One of the ways we recognize traditional Jewish challah bread is by its beautiful braid, but when the High Holidays arrive, suddenly bakeries begin churning out round challahs instead of the familiar braided loaves.
The challah is formed into a round shape for the High Holidays to symbolize the yearly cycle and the “circle of life.” The circle, which symbolizes perfection, also manifests our hope for a perfect year, full of blessings and free of troubles.
Sometimes a braided ring of dough adorns the top of the round challah, reminding us that on Rosh Hashana we proclaim that God is king of the universe.
Many people like their challah sweet, and for Rosh Hashana, when we wish one another a “sweet New Year,” raisins are often added for extra sweetness and then each slice is dipped in honey at mealtime.
Here is a delectable recipe that is sure to sweeten up any holiday table.

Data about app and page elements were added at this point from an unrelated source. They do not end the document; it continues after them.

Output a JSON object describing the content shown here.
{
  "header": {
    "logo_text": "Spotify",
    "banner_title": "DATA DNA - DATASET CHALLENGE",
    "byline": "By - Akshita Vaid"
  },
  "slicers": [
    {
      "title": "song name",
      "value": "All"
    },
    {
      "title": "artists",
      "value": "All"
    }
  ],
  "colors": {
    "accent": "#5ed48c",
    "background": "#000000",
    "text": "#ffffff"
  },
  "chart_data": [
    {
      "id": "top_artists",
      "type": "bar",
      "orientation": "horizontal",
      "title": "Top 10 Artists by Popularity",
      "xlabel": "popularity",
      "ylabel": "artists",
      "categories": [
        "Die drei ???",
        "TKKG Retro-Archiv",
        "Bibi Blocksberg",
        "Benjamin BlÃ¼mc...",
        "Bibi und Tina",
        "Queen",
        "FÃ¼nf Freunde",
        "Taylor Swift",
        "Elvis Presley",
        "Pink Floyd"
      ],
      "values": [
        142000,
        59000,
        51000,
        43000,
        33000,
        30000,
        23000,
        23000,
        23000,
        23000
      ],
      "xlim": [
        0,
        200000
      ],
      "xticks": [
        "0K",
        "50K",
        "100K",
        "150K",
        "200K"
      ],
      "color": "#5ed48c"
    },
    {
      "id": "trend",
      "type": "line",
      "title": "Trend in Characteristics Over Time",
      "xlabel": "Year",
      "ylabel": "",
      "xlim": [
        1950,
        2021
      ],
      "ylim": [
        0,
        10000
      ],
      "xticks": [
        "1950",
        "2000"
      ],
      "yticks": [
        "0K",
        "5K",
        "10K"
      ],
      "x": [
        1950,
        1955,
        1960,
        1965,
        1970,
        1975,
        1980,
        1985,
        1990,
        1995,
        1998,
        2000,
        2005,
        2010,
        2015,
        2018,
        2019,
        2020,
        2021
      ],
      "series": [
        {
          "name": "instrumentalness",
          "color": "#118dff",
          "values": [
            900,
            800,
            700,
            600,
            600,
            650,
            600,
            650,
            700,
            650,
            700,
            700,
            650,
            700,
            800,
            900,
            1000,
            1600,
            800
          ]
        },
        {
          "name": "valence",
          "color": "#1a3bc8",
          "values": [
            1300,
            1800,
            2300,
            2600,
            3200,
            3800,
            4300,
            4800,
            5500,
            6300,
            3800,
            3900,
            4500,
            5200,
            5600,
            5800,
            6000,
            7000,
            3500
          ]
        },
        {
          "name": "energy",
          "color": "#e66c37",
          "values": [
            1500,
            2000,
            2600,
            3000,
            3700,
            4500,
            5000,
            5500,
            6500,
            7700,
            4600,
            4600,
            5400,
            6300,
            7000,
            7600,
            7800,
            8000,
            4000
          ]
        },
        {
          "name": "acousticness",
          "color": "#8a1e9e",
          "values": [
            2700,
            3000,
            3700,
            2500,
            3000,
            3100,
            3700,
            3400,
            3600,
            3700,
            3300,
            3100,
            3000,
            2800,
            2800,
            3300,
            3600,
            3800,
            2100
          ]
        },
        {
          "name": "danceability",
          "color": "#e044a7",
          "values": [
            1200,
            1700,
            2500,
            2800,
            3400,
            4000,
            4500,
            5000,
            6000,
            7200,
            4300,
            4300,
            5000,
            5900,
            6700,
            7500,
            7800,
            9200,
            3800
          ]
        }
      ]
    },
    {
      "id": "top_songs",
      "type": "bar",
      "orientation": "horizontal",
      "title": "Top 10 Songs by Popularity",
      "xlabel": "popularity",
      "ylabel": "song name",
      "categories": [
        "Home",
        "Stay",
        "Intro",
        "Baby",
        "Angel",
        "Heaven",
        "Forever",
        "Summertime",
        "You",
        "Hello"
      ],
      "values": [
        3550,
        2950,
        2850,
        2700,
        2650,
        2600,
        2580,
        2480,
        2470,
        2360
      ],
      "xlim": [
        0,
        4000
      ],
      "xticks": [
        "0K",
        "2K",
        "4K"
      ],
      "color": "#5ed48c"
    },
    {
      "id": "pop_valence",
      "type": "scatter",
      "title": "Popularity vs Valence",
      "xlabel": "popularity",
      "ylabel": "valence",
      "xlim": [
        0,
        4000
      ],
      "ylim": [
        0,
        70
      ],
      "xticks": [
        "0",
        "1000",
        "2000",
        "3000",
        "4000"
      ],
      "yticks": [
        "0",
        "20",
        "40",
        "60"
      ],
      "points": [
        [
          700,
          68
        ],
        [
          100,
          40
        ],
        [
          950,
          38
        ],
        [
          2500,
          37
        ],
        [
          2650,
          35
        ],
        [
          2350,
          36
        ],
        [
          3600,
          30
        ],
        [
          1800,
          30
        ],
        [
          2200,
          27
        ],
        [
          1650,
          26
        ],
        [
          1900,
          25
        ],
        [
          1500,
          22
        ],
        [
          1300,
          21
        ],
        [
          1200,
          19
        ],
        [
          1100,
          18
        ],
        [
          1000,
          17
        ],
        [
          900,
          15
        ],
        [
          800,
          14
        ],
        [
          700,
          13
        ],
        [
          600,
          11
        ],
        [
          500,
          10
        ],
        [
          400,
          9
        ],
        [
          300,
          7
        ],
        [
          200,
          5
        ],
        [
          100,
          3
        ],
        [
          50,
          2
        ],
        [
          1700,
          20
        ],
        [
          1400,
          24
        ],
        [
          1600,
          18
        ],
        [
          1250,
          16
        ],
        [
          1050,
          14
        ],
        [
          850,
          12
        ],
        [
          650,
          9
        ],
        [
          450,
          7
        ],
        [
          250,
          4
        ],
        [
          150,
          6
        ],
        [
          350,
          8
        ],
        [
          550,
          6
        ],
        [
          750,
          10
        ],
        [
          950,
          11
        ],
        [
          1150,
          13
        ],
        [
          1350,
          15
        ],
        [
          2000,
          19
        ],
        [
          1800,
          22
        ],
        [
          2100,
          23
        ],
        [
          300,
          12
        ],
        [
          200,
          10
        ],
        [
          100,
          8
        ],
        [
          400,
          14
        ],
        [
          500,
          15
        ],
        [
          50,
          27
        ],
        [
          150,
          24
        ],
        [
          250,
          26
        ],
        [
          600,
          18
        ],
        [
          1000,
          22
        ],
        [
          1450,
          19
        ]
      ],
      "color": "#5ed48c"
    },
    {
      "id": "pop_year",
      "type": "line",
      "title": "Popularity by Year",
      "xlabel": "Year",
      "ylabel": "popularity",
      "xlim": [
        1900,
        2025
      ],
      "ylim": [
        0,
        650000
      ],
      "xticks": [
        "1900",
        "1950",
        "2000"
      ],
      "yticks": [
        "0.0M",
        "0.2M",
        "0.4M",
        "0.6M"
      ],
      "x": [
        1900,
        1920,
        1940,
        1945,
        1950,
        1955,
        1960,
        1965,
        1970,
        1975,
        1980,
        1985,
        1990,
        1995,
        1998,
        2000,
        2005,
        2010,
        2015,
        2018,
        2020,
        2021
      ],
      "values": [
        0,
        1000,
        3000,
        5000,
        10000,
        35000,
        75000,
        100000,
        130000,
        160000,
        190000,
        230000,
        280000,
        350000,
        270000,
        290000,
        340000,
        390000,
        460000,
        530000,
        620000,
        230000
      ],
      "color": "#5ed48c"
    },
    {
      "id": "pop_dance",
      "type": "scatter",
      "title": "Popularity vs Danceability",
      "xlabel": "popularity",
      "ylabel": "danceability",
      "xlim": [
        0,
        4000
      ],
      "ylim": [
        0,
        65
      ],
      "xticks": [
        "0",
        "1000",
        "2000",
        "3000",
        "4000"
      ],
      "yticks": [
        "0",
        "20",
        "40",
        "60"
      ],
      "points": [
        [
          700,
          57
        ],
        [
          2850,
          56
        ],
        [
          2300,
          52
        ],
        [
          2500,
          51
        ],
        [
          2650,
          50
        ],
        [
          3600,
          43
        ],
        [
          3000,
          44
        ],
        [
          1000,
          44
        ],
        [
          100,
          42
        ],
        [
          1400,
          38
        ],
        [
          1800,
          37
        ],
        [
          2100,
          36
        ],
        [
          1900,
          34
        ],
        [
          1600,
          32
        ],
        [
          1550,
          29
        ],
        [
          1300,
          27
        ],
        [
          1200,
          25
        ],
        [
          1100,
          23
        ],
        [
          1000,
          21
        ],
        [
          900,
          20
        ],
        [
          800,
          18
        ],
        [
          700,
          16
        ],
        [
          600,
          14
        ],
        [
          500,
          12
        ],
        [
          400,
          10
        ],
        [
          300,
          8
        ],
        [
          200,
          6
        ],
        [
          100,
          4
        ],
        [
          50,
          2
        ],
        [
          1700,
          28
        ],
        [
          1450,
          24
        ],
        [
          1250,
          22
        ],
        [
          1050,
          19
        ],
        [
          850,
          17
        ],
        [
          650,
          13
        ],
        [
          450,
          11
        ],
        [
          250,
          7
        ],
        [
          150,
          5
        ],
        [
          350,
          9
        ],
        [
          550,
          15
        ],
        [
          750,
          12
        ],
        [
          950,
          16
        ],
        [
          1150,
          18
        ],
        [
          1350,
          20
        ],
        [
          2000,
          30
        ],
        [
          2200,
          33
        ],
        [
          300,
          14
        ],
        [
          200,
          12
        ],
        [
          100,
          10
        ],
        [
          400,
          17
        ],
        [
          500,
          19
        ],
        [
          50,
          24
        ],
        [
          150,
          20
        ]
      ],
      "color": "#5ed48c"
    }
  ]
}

Honey Challah With Raisins
- 1 tsp sugar
- 1 cup warm water
- 1 Tbsp honey
- 1/2 cup oil
- 2 large eggs
- 1/4 cup sugar
- 2 tsp salt
- 3 and 3/4 cups all-purpose flour
- 2/3 cup raisins, plumped in hot water for 3-5 minutes
- 1 egg white, beaten with 1 tsp water
Dissolve sugar and yeast in water in a large mixing bowl. Add honey, oil, eggs, sugar, salt and 2 cups of flour to the yeast mixture. Mix until dough is smooth. Gradually mix in remaining flour until dough comes together into a ball and no longer sticks to the sides of the bowl. (You may need up to 1/4 cup extra flour, depending on how sticky the dough is.) Mix in raisins. Let dough rest for 10 minutes. Knead for 8-10 more minutes, incorporating flour as needed to prevent the dough sticking. Dough should be smooth, elastic and slightly sticky when finished.
Place dough into a lightly oiled bowl, cover with plastic and let rise until doubled, about 1 hour. Gently remove dough from bowl onto a lightly floured surface. Gently deflate the dough.
Roll the dough into a long rope and coil the rope into a round pan, starting in the center. Brush lightly with egg white. Preheat oven to 375ºF and let dough rise, covered loosely, for 35-40 minutes, until almost doubled. Bake for 30 minutes, until deep golden brown.
Cool completely before slicing.
Wishing you a sweet and peaceful New Year!